## DATA PROVIDED
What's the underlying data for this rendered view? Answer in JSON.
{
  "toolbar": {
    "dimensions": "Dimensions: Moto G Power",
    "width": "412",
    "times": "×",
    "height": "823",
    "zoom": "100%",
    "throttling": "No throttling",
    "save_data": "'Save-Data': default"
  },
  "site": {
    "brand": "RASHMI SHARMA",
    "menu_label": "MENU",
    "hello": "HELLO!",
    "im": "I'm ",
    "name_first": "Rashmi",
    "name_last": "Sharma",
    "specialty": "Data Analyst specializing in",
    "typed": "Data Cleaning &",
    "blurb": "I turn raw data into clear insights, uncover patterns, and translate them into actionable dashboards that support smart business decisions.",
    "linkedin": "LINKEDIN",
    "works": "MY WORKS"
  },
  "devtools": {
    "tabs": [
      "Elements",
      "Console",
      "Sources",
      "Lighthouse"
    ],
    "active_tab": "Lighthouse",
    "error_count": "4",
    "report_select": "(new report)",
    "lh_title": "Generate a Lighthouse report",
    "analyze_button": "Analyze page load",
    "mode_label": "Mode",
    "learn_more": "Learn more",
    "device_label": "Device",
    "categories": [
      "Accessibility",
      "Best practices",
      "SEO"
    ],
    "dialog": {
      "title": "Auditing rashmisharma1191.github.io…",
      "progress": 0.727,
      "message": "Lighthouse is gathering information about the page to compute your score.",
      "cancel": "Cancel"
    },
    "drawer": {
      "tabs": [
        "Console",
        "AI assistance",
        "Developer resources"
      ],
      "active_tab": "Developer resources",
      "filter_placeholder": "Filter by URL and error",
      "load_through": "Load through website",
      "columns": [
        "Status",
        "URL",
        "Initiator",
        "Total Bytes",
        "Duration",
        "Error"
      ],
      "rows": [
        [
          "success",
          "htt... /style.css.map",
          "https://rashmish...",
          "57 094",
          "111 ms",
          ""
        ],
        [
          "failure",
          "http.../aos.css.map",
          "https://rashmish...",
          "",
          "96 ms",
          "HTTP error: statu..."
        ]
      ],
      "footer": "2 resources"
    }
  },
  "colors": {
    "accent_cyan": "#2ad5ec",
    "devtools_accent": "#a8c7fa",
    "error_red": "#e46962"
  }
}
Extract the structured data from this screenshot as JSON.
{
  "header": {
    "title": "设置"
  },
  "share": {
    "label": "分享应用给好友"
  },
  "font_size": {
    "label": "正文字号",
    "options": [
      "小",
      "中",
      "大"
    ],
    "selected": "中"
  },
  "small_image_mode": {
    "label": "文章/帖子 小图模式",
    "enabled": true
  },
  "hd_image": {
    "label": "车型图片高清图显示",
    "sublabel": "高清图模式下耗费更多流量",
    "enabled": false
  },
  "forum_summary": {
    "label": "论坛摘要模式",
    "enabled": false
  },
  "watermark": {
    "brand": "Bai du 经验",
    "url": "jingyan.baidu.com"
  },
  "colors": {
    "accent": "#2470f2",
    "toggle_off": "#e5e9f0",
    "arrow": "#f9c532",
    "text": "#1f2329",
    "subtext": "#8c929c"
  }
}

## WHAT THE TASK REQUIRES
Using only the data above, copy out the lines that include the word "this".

## REPLY TO THE EXERCISE
What's the underlying data for this rendered view? Answer in JSON.
Extract the structured data from this screenshot as JSON.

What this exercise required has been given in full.